_EXERCISE BRIEF_
Copy out each line in the material below that has the word "grinning".

[AVAILABLE RECORDS]

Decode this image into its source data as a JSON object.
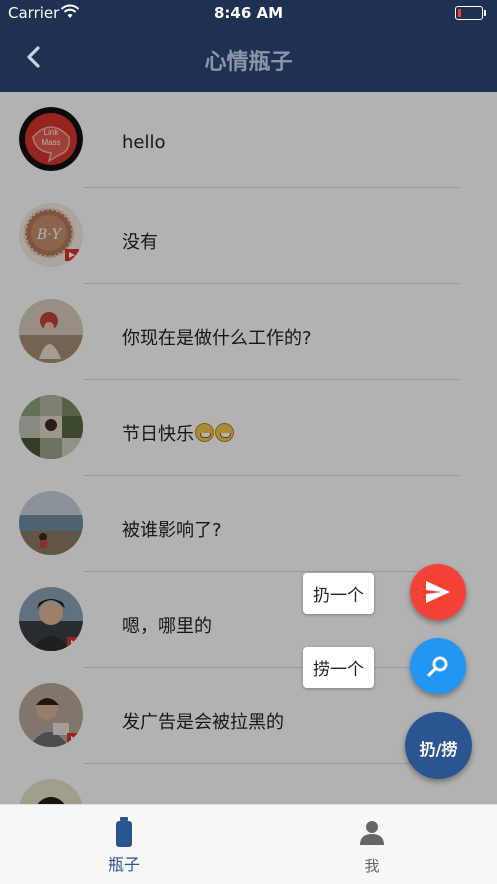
{
  "status_bar": {
    "carrier": "Carrier",
    "time": "8:46 AM",
    "battery_level": 0.15,
    "wifi_icon": "wifi-icon",
    "battery_icon": "battery-icon"
  },
  "nav": {
    "title": "心情瓶子",
    "back_icon": "chevron-left-icon"
  },
  "messages": [
    {
      "text": "hello",
      "avatar_icon": "avatar-linkmass-icon"
    },
    {
      "text": "没有",
      "avatar_icon": "avatar-by-seal-icon"
    },
    {
      "text": "你现在是做什么工作的?",
      "avatar_icon": "avatar-photo-icon"
    },
    {
      "text": "节日快乐",
      "emojis": [
        "grinning-face-emoji",
        "grinning-face-emoji"
      ],
      "avatar_icon": "avatar-photo-icon"
    },
    {
      "text": "被谁影响了?",
      "avatar_icon": "avatar-photo-icon"
    },
    {
      "text": "嗯，哪里的",
      "avatar_icon": "avatar-photo-icon"
    },
    {
      "text": "发广告是会被拉黑的",
      "avatar_icon": "avatar-photo-icon"
    },
    {
      "text": "",
      "avatar_icon": "avatar-photo-icon"
    }
  ],
  "fab": {
    "throw_label": "扔一个",
    "throw_icon": "send-icon",
    "throw_color": "#f44336",
    "fish_label": "捞一个",
    "fish_icon": "search-icon",
    "fish_color": "#2196f3",
    "main_label": "扔/捞",
    "main_color": "#2b5590"
  },
  "tabs": [
    {
      "label": "瓶子",
      "icon": "bottle-icon",
      "active": true
    },
    {
      "label": "我",
      "icon": "person-icon",
      "active": false
    }
  ],
  "colors": {
    "nav_background": "#1e3152",
    "active_tab": "#2b5590",
    "inactive_tab": "#666666"
  }
}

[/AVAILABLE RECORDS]

_EXERCISE RESULT_
        "grinning-face-emoji",
        "grinning-face-emoji"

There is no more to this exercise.